- _ABOUT THIS TASK_: Copy out all the lines of the data that hold the word "nggk".

App and web page records:

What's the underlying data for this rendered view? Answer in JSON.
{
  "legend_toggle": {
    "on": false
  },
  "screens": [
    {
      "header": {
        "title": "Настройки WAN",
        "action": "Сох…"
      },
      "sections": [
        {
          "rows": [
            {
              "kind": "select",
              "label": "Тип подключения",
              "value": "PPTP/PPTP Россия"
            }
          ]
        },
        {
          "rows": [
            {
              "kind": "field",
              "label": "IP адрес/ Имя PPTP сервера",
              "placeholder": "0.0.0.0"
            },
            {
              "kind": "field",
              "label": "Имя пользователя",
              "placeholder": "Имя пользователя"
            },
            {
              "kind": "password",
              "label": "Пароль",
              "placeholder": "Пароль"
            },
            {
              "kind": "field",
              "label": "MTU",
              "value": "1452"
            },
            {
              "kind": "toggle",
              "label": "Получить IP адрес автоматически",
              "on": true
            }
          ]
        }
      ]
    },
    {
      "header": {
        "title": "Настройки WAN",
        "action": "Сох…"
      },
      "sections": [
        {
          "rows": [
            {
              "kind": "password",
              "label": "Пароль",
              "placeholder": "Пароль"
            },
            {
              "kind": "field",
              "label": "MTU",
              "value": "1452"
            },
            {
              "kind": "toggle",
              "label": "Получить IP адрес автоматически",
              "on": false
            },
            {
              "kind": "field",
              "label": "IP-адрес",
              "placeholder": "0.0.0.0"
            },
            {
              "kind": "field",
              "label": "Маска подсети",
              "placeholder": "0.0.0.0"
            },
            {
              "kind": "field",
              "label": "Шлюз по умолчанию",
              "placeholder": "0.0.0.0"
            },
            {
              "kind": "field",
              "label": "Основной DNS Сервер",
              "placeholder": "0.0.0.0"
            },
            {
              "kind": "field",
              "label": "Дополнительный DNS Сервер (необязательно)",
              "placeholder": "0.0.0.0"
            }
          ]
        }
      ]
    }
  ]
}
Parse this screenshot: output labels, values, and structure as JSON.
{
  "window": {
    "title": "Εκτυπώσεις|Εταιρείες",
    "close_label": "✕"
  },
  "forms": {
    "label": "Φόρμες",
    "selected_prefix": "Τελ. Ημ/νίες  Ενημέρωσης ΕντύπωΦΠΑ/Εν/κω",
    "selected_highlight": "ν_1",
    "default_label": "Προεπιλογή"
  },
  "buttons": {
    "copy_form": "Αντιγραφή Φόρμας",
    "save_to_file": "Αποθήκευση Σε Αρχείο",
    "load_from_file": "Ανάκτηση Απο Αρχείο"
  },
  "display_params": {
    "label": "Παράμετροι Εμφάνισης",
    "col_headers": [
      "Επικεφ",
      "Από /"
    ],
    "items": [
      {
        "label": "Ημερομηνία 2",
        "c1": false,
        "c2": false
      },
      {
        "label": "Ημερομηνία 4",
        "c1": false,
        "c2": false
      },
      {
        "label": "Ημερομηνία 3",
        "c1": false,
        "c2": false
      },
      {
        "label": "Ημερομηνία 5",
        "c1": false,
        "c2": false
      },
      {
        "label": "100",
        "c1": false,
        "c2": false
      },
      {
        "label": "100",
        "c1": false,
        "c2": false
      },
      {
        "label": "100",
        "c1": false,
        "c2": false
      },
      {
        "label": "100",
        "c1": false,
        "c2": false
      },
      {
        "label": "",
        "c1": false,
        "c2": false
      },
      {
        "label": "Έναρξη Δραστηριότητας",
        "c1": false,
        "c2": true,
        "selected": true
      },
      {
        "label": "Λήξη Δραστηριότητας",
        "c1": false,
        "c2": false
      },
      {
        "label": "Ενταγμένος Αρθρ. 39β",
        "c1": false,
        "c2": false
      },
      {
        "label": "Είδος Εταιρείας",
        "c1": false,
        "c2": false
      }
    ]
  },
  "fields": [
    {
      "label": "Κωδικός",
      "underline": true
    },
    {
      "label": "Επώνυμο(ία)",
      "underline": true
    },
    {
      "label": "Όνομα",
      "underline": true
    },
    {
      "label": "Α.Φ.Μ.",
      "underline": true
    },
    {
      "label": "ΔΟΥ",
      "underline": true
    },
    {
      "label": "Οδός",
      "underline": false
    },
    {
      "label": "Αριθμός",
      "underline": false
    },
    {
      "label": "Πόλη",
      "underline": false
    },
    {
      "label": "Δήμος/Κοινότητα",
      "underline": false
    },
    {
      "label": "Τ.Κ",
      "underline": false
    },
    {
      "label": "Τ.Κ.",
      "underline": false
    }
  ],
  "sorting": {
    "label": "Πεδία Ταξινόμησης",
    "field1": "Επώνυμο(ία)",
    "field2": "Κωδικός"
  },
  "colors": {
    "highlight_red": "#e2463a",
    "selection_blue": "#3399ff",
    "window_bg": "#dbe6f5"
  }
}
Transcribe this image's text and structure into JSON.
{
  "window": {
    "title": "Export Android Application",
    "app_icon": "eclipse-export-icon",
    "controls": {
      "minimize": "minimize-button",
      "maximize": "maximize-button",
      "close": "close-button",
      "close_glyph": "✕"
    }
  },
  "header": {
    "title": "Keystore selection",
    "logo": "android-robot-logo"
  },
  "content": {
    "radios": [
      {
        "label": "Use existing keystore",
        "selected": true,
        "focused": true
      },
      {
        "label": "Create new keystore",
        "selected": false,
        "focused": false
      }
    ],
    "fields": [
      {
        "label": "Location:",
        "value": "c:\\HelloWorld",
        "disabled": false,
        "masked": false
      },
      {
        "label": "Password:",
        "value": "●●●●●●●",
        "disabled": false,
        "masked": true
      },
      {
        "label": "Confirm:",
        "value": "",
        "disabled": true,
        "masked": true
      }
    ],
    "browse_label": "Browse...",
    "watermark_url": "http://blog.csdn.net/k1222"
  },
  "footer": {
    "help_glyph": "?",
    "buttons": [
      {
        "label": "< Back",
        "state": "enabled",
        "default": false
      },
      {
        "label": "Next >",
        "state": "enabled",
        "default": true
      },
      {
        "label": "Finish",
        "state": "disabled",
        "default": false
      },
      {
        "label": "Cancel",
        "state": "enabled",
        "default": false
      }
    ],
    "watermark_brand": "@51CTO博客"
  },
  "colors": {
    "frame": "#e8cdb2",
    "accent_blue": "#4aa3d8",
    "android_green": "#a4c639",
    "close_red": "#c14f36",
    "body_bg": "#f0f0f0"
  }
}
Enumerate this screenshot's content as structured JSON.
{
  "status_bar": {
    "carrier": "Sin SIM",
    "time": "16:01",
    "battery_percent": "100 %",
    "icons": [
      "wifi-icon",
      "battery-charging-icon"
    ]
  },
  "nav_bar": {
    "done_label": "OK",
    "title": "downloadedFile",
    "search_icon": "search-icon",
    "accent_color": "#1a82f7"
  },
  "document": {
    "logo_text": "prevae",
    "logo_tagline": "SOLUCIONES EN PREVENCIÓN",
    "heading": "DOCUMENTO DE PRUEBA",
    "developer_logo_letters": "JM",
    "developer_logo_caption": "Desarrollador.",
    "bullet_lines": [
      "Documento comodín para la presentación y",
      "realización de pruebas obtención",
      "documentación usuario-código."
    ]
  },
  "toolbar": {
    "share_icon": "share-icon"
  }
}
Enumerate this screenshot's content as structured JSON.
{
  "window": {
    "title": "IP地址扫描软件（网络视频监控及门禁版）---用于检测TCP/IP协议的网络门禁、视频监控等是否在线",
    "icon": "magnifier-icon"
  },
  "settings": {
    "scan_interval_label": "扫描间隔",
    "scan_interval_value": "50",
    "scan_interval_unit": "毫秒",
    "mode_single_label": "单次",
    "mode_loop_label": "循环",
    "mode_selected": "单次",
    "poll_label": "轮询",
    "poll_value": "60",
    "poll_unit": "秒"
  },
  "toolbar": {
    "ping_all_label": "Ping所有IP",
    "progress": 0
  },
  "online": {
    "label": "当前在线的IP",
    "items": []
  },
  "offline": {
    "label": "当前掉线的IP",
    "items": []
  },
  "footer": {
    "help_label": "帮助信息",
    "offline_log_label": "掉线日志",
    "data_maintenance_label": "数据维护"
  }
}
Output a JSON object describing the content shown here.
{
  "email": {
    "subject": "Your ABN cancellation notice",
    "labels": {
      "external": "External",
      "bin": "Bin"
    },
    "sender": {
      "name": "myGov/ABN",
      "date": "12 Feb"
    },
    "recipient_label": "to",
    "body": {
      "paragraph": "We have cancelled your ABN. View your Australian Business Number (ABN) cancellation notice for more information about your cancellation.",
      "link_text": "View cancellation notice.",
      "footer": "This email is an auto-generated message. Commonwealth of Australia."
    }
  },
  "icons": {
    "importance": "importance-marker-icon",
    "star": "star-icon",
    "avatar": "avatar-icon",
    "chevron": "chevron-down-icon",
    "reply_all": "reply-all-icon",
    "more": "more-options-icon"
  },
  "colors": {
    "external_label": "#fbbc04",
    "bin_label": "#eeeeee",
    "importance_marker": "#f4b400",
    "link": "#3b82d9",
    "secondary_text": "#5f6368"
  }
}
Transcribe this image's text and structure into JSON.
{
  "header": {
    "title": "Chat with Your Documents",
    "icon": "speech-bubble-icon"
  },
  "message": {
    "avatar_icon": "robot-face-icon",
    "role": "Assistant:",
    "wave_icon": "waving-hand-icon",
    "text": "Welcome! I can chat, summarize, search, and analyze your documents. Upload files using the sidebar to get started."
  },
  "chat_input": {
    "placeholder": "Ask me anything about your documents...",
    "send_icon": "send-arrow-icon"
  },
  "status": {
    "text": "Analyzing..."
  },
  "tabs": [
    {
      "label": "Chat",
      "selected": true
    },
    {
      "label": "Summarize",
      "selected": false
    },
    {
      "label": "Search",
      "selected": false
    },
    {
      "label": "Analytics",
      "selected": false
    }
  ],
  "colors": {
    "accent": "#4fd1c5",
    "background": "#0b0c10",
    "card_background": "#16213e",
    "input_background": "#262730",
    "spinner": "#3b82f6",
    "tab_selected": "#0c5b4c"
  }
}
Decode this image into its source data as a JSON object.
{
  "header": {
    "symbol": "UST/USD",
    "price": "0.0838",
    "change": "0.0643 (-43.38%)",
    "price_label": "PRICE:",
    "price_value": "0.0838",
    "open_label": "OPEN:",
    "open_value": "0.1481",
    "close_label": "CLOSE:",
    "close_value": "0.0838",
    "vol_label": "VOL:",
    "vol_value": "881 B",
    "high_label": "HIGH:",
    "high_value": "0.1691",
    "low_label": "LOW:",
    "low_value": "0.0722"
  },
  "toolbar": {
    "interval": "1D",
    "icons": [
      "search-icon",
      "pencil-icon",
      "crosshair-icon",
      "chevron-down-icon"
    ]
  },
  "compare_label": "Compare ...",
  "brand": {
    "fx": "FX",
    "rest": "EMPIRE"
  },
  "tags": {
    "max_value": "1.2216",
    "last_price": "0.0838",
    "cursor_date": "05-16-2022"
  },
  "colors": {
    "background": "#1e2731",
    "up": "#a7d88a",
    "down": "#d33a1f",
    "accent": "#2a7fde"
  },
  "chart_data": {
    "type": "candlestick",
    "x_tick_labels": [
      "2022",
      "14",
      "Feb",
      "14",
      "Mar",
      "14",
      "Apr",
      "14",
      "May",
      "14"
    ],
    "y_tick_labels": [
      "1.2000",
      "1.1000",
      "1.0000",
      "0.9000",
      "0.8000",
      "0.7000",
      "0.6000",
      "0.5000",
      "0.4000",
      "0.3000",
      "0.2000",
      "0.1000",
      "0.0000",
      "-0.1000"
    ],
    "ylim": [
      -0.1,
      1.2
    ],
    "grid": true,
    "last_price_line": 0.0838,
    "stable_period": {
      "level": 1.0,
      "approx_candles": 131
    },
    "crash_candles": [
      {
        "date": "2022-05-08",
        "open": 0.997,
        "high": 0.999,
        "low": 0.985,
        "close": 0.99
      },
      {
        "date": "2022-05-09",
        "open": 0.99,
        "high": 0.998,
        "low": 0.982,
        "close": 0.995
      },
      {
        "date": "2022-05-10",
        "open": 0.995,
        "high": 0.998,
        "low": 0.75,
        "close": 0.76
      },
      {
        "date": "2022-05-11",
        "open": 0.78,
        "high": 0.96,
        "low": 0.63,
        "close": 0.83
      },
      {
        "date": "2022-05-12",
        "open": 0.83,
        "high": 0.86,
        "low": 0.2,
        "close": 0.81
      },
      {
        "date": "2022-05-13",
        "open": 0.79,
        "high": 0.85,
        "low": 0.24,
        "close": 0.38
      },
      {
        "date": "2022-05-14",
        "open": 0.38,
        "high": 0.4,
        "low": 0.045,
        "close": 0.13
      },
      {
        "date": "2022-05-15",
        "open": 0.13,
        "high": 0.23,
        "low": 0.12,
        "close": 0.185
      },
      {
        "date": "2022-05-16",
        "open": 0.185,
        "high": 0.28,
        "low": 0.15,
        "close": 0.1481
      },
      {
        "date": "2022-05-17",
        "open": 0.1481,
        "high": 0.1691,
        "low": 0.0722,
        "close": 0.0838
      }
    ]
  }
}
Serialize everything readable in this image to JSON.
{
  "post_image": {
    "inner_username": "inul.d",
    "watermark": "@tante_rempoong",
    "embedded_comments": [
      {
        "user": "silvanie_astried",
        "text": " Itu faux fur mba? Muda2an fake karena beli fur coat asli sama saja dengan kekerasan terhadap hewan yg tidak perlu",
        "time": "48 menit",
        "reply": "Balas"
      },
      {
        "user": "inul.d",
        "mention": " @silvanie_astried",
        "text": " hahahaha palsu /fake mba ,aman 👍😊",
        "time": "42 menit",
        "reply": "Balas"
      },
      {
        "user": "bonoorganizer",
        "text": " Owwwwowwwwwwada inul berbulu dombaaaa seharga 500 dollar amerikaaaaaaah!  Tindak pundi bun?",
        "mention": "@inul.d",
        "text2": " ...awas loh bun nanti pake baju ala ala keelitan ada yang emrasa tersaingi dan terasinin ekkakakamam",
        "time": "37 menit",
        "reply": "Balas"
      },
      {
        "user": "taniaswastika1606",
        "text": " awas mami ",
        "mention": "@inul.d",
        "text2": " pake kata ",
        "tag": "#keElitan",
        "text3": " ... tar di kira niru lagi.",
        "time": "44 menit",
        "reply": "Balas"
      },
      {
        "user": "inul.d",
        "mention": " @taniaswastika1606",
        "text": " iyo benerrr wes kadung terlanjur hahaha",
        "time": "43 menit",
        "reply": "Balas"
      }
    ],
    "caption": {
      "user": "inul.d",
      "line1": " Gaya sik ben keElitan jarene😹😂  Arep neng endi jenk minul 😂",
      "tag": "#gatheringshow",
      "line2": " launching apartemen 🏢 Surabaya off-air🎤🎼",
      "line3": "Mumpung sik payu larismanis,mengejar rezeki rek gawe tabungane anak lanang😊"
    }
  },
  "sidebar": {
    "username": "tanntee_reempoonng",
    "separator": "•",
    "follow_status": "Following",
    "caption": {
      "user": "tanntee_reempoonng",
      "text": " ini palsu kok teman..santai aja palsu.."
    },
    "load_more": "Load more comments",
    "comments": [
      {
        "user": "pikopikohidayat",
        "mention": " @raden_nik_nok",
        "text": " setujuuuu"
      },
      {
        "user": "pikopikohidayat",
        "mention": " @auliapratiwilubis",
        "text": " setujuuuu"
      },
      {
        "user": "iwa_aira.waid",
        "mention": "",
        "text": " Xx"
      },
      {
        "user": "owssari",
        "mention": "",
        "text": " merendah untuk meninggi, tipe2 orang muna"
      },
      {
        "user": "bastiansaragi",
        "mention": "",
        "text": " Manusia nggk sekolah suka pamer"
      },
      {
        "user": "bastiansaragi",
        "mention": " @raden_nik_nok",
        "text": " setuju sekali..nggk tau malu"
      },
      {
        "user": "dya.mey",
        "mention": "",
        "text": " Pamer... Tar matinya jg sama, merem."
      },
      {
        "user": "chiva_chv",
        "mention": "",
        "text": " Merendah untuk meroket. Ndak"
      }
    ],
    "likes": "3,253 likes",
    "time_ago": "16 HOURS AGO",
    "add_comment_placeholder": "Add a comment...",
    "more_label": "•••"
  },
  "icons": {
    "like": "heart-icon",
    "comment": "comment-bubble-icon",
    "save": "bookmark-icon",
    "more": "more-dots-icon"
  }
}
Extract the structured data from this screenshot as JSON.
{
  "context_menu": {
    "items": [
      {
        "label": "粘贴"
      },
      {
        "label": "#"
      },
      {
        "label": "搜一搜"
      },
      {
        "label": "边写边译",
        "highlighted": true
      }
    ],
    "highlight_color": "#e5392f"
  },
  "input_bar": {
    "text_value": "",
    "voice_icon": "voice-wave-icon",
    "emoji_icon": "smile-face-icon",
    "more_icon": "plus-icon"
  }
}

- _ANSWER SPACE_:
        "text": " Manusia nggk sekolah suka pamer"
        "text": " setuju sekali..nggk tau malu"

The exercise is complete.